← Return to Why Genetic Testing for Mental Health Meds is Important

Discussion
Comment receiving replies
@flind

Hi cookie6845 I wanted to respond because I can relate to not wanting to be on effexor! I was on it (venlafaxine) for almost 20 years. I successfully got off in February 2020 (right as Covid-19 was peaking everywhere). It was a horrible ordeal to go through the withdrawals… I'm not sure how much was exacerbated by timing (pandemic stress). But the good news is there is life after effexor! I posted a lot about my experience in Feb on a Mayo thread 'getting off venlafaxine' (something like that title). I might have done better tapering with a 'helper' antidepressant like Lexapro but decided I could handle it knowing what I was in for… I felt I was going crazy but just kept telling myself it was 'okay' that my brain would eventually re-adjust, and eventually it did. But for 2 weeks I felt like I was on hallucinatory drugs day & night – not fun. Anyway – the REASON I am posting here is that 3 years ago I had 2 types of genetic testing (one may have been Genomind). What matters MOST is to have someone qualified to interpret the results. In my case my MD/Psychiatrist said I was deficient in several important neuro-related nutrients/supplements and that if I brought those to functioning levels I wouldn't BE depressed. At the time I did not believe him (as I said, for ~20yrs I 'needed' venlafaxine). About a year later I had established a consistent routine of the recommended supplements. A year after consistently taking these I began having the strange sensation of feeling happy for 'no particular reason'. I also began to notice venlafaxine made me fuzzy-brained. So I began lowering the dose (gradually) which actually made me feel – Less Depressed! So in my case, genetic testing was key to resolving my depression. I was not offered a 'cure' for depression – I had sought genetic testing for a completely separate issue. But the geneticist told me I was seriously deficient in several important vital 'nutrients' that would make me healthier overall. Once I supplemented with these consistently (took 2 years) I was no longer depressed. Every person is different – that's why genetic testing is so important. In the hands of a skilled neuro-geneticist your own individual needs can be assessed. The solution for me would not be applicable to you (or anyone else) because were not genetic equivalents! We all have unique needs. The sooner Doctors learn how to use this testing the better – cookie-cutter medicine should be a thing of the past… It will help with the current system of 'trial and error' prescription of psychotropic medication that causes so much stress and heartache…

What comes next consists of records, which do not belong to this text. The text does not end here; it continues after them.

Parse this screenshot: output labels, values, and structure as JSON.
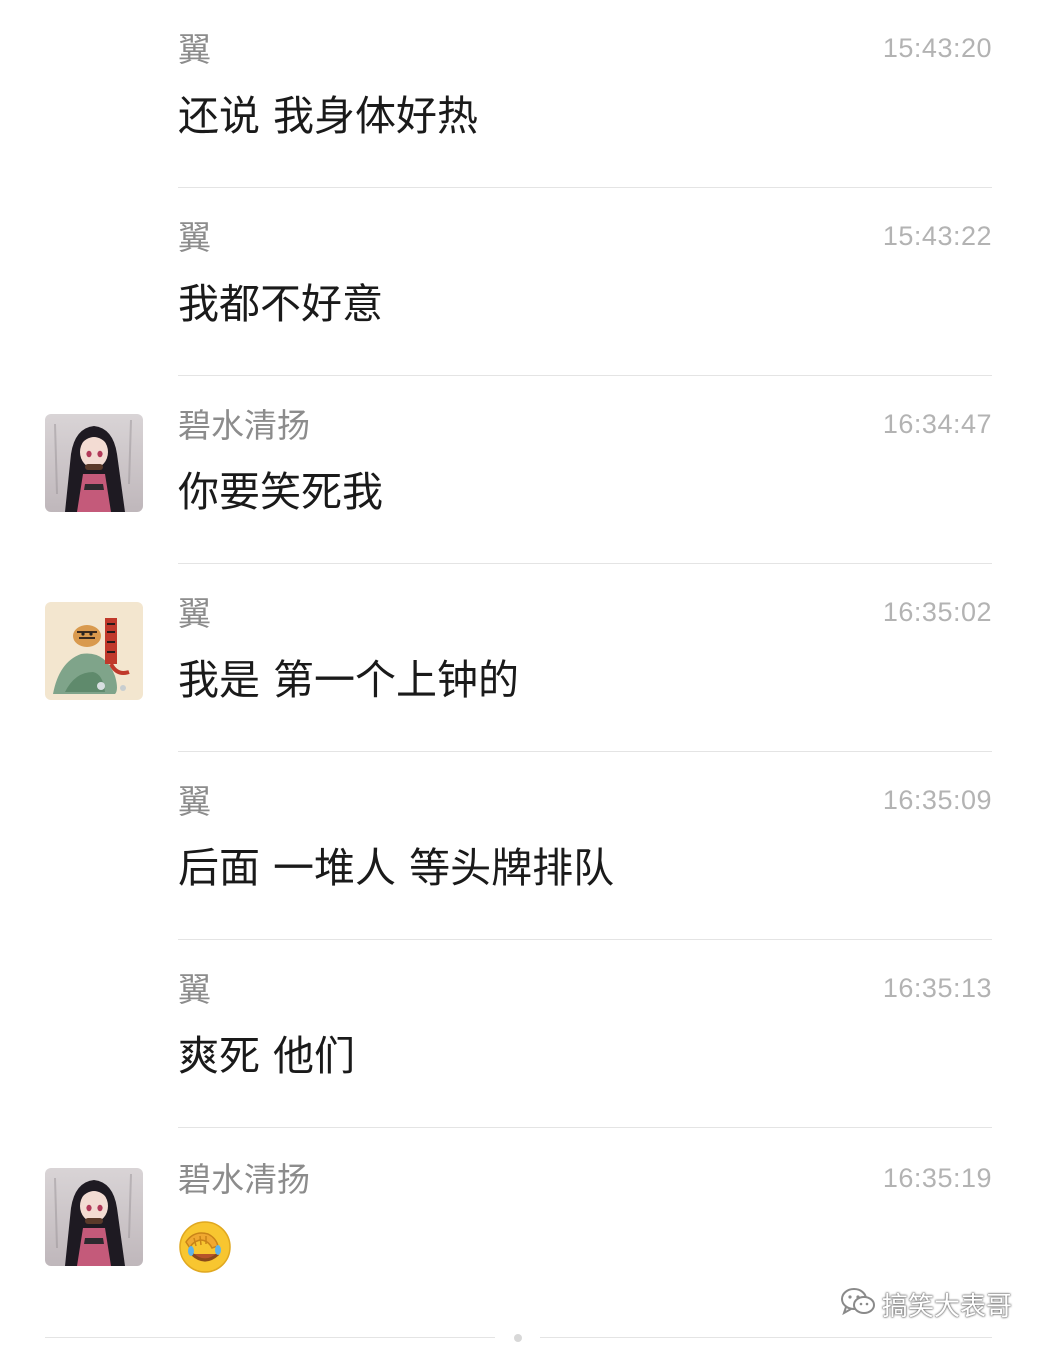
{
  "messages": [
    {
      "sender": "翼",
      "time": "15:43:20",
      "text": "还说 我身体好热",
      "avatar": "none"
    },
    {
      "sender": "翼",
      "time": "15:43:22",
      "text": "我都不好意",
      "avatar": "none"
    },
    {
      "sender": "碧水清扬",
      "time": "16:34:47",
      "text": "你要笑死我",
      "avatar": "anime-girl-avatar"
    },
    {
      "sender": "翼",
      "time": "16:35:02",
      "text": "我是 第一个上钟的",
      "avatar": "tiger-painting-avatar"
    },
    {
      "sender": "翼",
      "time": "16:35:09",
      "text": "后面 一堆人 等头牌排队",
      "avatar": "none"
    },
    {
      "sender": "翼",
      "time": "16:35:13",
      "text": "爽死 他们",
      "avatar": "none"
    },
    {
      "sender": "碧水清扬",
      "time": "16:35:19",
      "text": "",
      "emoji": "facepalm-laughing-emoji-icon",
      "avatar": "anime-girl-avatar"
    }
  ],
  "watermark": {
    "text": "搞笑大表哥",
    "icon": "wechat-icon"
  },
  "colors": {
    "sender": "#8c8c8c",
    "time": "#b3b3b3",
    "text": "#1a1a1a",
    "divider": "#e4e4e4"
  }
}
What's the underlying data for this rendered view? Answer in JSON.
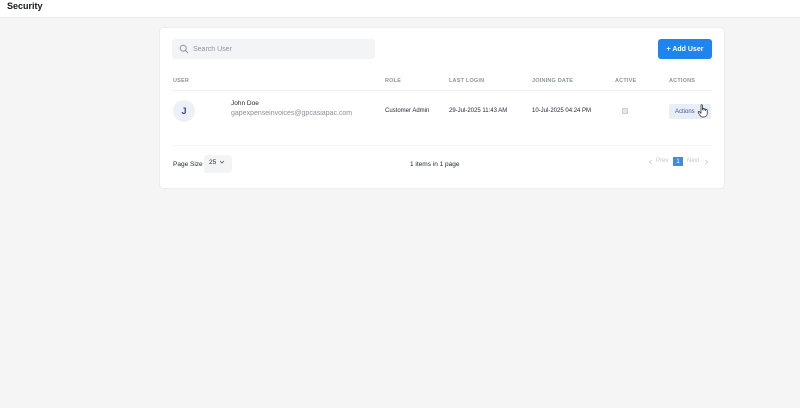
{
  "header": {
    "title": "Security"
  },
  "search": {
    "placeholder": "Search User",
    "value": ""
  },
  "toolbar": {
    "add_user_label": "+ Add User"
  },
  "table": {
    "columns": {
      "user": "USER",
      "role": "ROLE",
      "last_login": "LAST LOGIN",
      "joining_date": "JOINING DATE",
      "active": "ACTIVE",
      "actions": "ACTIONS"
    },
    "rows": [
      {
        "avatar_initial": "J",
        "name": "John Doe",
        "email": "gapexpenseinvoices@gpcasiapac.com",
        "role": "Customer Admin",
        "last_login": "29-Jul-2025 11:43 AM",
        "joining_date": "10-Jul-2025 04:24 PM",
        "active": false,
        "actions_label": "Actions"
      }
    ]
  },
  "footer": {
    "page_size_label": "Page Size",
    "page_size_value": "25",
    "items_info": "1 items in 1 page",
    "pagination": {
      "prev_label": "Prev",
      "current_page": "1",
      "next_label": "Next"
    }
  },
  "colors": {
    "primary": "#1e84f0",
    "page_bg": "#f5f5f6",
    "pager_active": "#3d8ee0"
  },
  "icons": [
    "search-icon",
    "chevron-down-icon",
    "chevron-left-icon",
    "chevron-right-icon",
    "hand-pointer-icon"
  ]
}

Jump to this post


Replies to "Hi cookie6845 I wanted to respond because I can relate to not wanting to be on..."

Thank you for your intelligent post relating to your journey with genetic testing and how it has helped you. You give me hope and encouragement in pursuing this as an option. Thanks again for sharing.

Thank you for taking the time to reply. Your description of weaning off depression meds is wonderful. I have done the same thing but find I still suffer from it more than I would like. I do notice the empty, hopeless, exhausted, sad (and so on and so on) feelings seem to increase when I eat foods that are empty of nutrients. After a few days of those kinds of foods, it may take a week or more for me to "balance" again. I frankly just thought it was me being silly and finding a "reason" for these awful feelings when there truly is no connection between nutrition and "mental health". Now to find a Physician that is willing to work with me. My current Dr. has refused to acknowledge any connection between diet and mental health. She wants me to go back on an anti-depressant. Nope. I have developed a liver issue although the Dr. says the med wasn't a factor. My experience tells me different. Again…valuable information. Thank you.

  Request Appointment